The ministry reportedly said that “the cryptocurrency holding status of public officials who work with crypto assets” is “checked regularly.” All “public officials belonging to the Ministry of Justice” were required to undergo biannual inspections, according to the ministry.
South Korean Justice Ministry
In 2021, it started conducting these checks on officials, it added. It further said that the most recent inspection was made in January of this year. According to the ministry’s recent investigation, “public employees [who work with crypto regulation] did not hold any virtual assets.”
In South Korea this month, the issue of MPs possessing cryptocurrency has gained political traction. Allegations that Kim Nam-kuk, a politician who participated on a committee responsible for formulating policy, sold digital assets in preparation for the National Assembly’s passage of the Travel Rule, have sparked outrage.
- Minister Han Dong-hoon denied cryptocurrency possession, refuted by Justice Ministry.
- Ministry conducted checks on officials in 2021 and found no virtual assets.
- Ministry of Justice notified NGO of the non-disclosure policy.

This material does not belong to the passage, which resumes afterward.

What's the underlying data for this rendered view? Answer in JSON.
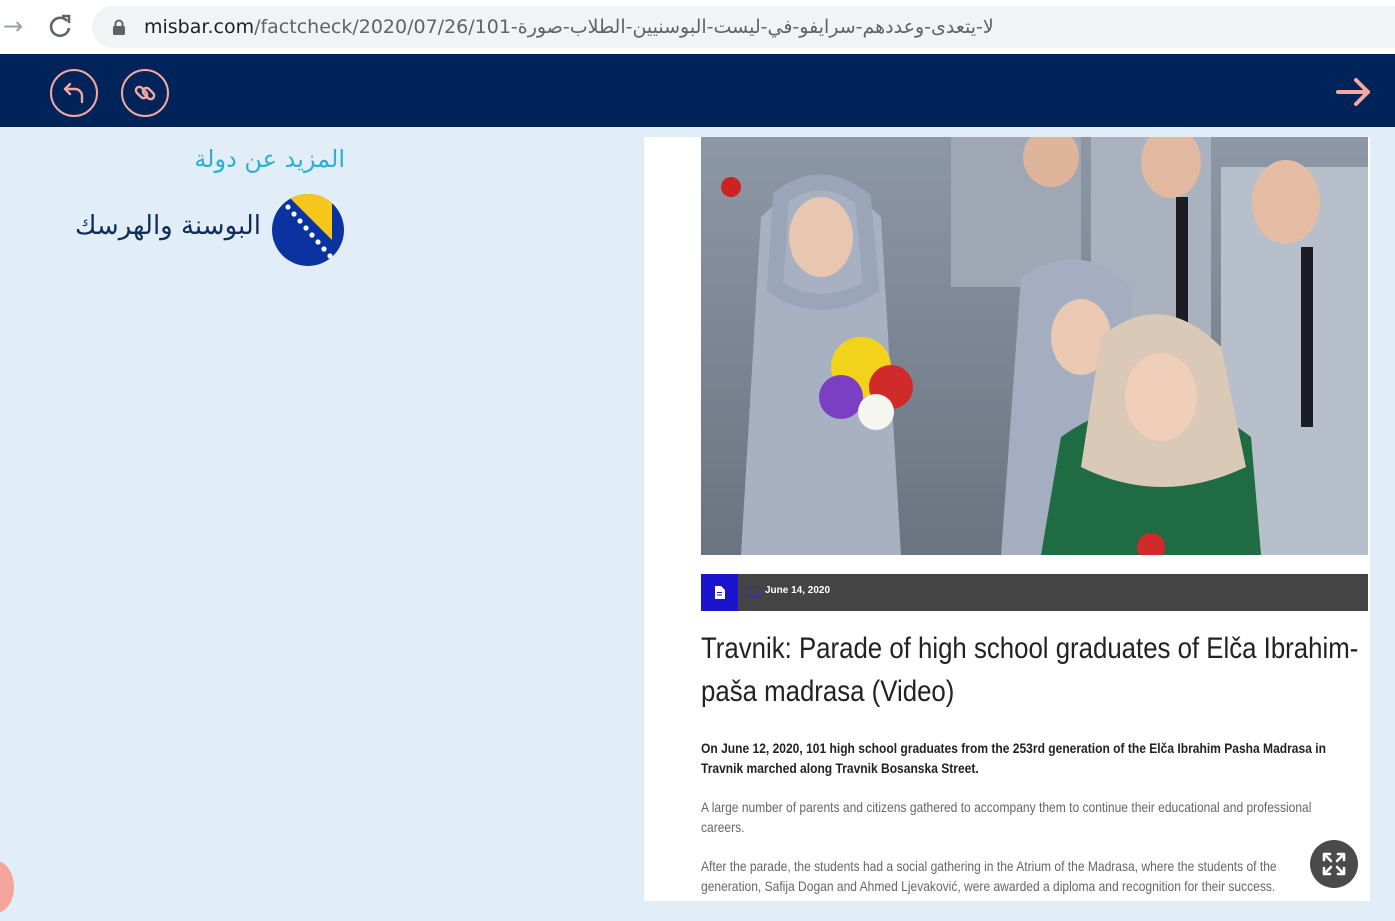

Some claim that this might amount to insider trading. Nevertheless, political mudslinging has complicated the situation. The Democratic Party, which has the most seats in the National Assembly, recently saw Kim leave the organization.
Some believe that the ruling People’s Power Party (PPP) has tried to take advantage of this. The PPP has asserted that the Democratic Party suffers from widespread corruption-related problems.
The latter has retaliated. This Thursday, a member of parliament from the Democratic Party named Park Chan-dae said that Minister Han had “refused to disclose whether he owned cryptocurrency,” stating that this information was “private and personal information.”
Han’s ownership of crypto-assets, according to Park, should be determined in the open. The “refusing” to remark on the situation, continued Park, was unacceptable. Left-leaning NGO People’s Solidarity for Participatory Democracy claimed to have been in touch with the ministry on May 8.
The NGO claimed to have written to the ministry asking for clarification on the issue of cryptocurrency ownership. But according to the organization, the “Ministry of Justice” responded by “notifying” the NGO that it had a “non-disclosure” policy.